Omit the pictures. Print each entry below exactly.

■ ■ ■ ■ ■ ■ ■

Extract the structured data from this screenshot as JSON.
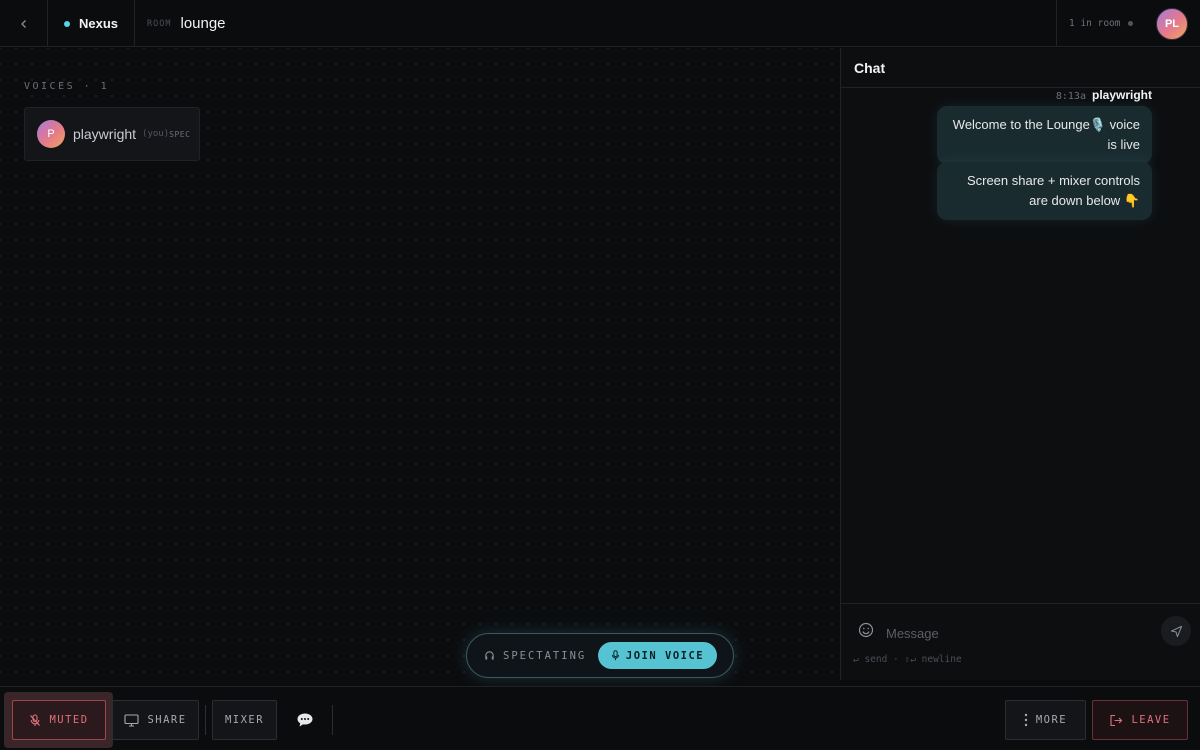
{
  "header": {
    "brand": "Nexus",
    "room_kicker": "ROOM",
    "room_name": "lounge",
    "in_room": "1 in room",
    "avatar_initials": "PL"
  },
  "stage": {
    "voices_header": "VOICES · 1",
    "voices": [
      {
        "initial": "P",
        "name": "playwright",
        "you_tag": "(you)",
        "status": "SPEC"
      }
    ]
  },
  "voice_pill": {
    "spectating_label": "SPECTATING",
    "join_label": "JOIN VOICE"
  },
  "chat": {
    "title": "Chat",
    "messages_meta": {
      "time": "8:13a",
      "author": "playwright"
    },
    "messages": [
      {
        "text": "Welcome to the Lounge🎙️ voice is live"
      },
      {
        "text": "Screen share + mixer controls are down below 👇"
      }
    ],
    "composer": {
      "placeholder": "Message",
      "hint": "↵ send · ⇧↵ newline"
    }
  },
  "toolbar": {
    "muted_label": "MUTED",
    "share_label": "SHARE",
    "mixer_label": "MIXER",
    "more_label": "MORE",
    "leave_label": "LEAVE"
  },
  "colors": {
    "accent": "#56c3d2",
    "danger": "#e0707a",
    "background": "#0a0b0d"
  }
}
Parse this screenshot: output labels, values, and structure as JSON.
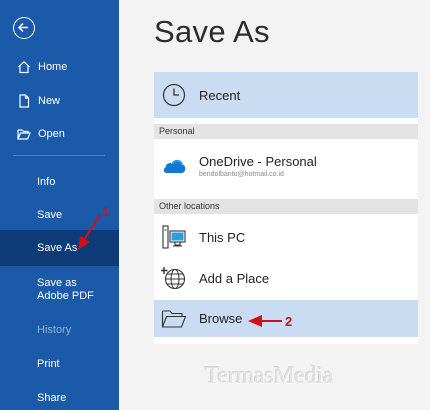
{
  "sidebar": {
    "back_icon": "arrow-left-circle-icon",
    "items": [
      {
        "label": "Home",
        "icon": "home-icon"
      },
      {
        "label": "New",
        "icon": "new-document-icon"
      },
      {
        "label": "Open",
        "icon": "open-folder-icon"
      },
      {
        "label": "Info"
      },
      {
        "label": "Save"
      },
      {
        "label": "Save As",
        "active": true
      },
      {
        "label": "Save as Adobe PDF"
      },
      {
        "label": "History",
        "disabled": true
      },
      {
        "label": "Print"
      },
      {
        "label": "Share"
      }
    ],
    "colors": {
      "background": "#1a5aa8",
      "active": "#0e3c78",
      "disabled_text": "#8eb0d8"
    }
  },
  "main": {
    "title": "Save As",
    "recent": {
      "label": "Recent",
      "icon": "clock-icon"
    },
    "sections": {
      "personal": "Personal",
      "other": "Other locations"
    },
    "onedrive": {
      "label": "OneDrive - Personal",
      "email": "bendolbantu@hotmail.co.id",
      "icon": "onedrive-cloud-icon"
    },
    "this_pc": {
      "label": "This PC",
      "icon": "computer-icon"
    },
    "add_place": {
      "label": "Add a Place",
      "icon": "globe-add-icon"
    },
    "browse": {
      "label": "Browse",
      "icon": "folder-icon"
    },
    "colors": {
      "highlight": "#cadcf1",
      "section_header": "#e3e3e3"
    }
  },
  "annotations": {
    "step1": "1",
    "step2": "2",
    "color": "#d0111b"
  },
  "watermark": "TermasMedia"
}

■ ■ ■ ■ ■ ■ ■

Exercise response:
Extract the structured data from this screenshot as JSON.
{
  "header": {
    "brand": "Nexus",
    "room_kicker": "ROOM",
    "room_name": "lounge",
    "in_room": "1 in room",
    "avatar_initials": "PL"
  },
  "stage": {
    "voices_header": "VOICES · 1",
    "voices": [
      {
        "initial": "P",
        "name": "playwright",
        "you_tag": "(you)",
        "status": "SPEC"
      }
    ]
  },
  "voice_pill": {
    "spectating_label": "SPECTATING",
    "join_label": "JOIN VOICE"
  },
  "chat": {
    "title": "Chat",
    "messages_meta": {
      "time": "8:13a",
      "author": "playwright"
    },
    "messages": [
      {
        "text": "Welcome to the Lounge🎙️ voice is live"
      },
      {
        "text": "Screen share + mixer controls are down below 👇"
      }
    ],
    "composer": {
      "placeholder": "Message",
      "hint": "↵ send · ⇧↵ newline"
    }
  },
  "toolbar": {
    "muted_label": "MUTED",
    "share_label": "SHARE",
    "mixer_label": "MIXER",
    "more_label": "MORE",
    "leave_label": "LEAVE"
  },
  "colors": {
    "accent": "#56c3d2",
    "danger": "#e0707a",
    "background": "#0a0b0d"
  }
}
Parse this screenshot: output labels, values, and structure as JSON.
{
  "sidebar": {
    "back_icon": "arrow-left-circle-icon",
    "items": [
      {
        "label": "Home",
        "icon": "home-icon"
      },
      {
        "label": "New",
        "icon": "new-document-icon"
      },
      {
        "label": "Open",
        "icon": "open-folder-icon"
      },
      {
        "label": "Info"
      },
      {
        "label": "Save"
      },
      {
        "label": "Save As",
        "active": true
      },
      {
        "label": "Save as Adobe PDF"
      },
      {
        "label": "History",
        "disabled": true
      },
      {
        "label": "Print"
      },
      {
        "label": "Share"
      }
    ],
    "colors": {
      "background": "#1a5aa8",
      "active": "#0e3c78",
      "disabled_text": "#8eb0d8"
    }
  },
  "main": {
    "title": "Save As",
    "recent": {
      "label": "Recent",
      "icon": "clock-icon"
    },
    "sections": {
      "personal": "Personal",
      "other": "Other locations"
    },
    "onedrive": {
      "label": "OneDrive - Personal",
      "email": "bendolbantu@hotmail.co.id",
      "icon": "onedrive-cloud-icon"
    },
    "this_pc": {
      "label": "This PC",
      "icon": "computer-icon"
    },
    "add_place": {
      "label": "Add a Place",
      "icon": "globe-add-icon"
    },
    "browse": {
      "label": "Browse",
      "icon": "folder-icon"
    },
    "colors": {
      "highlight": "#cadcf1",
      "section_header": "#e3e3e3"
    }
  },
  "annotations": {
    "step1": "1",
    "step2": "2",
    "color": "#d0111b"
  },
  "watermark": "TermasMedia"
}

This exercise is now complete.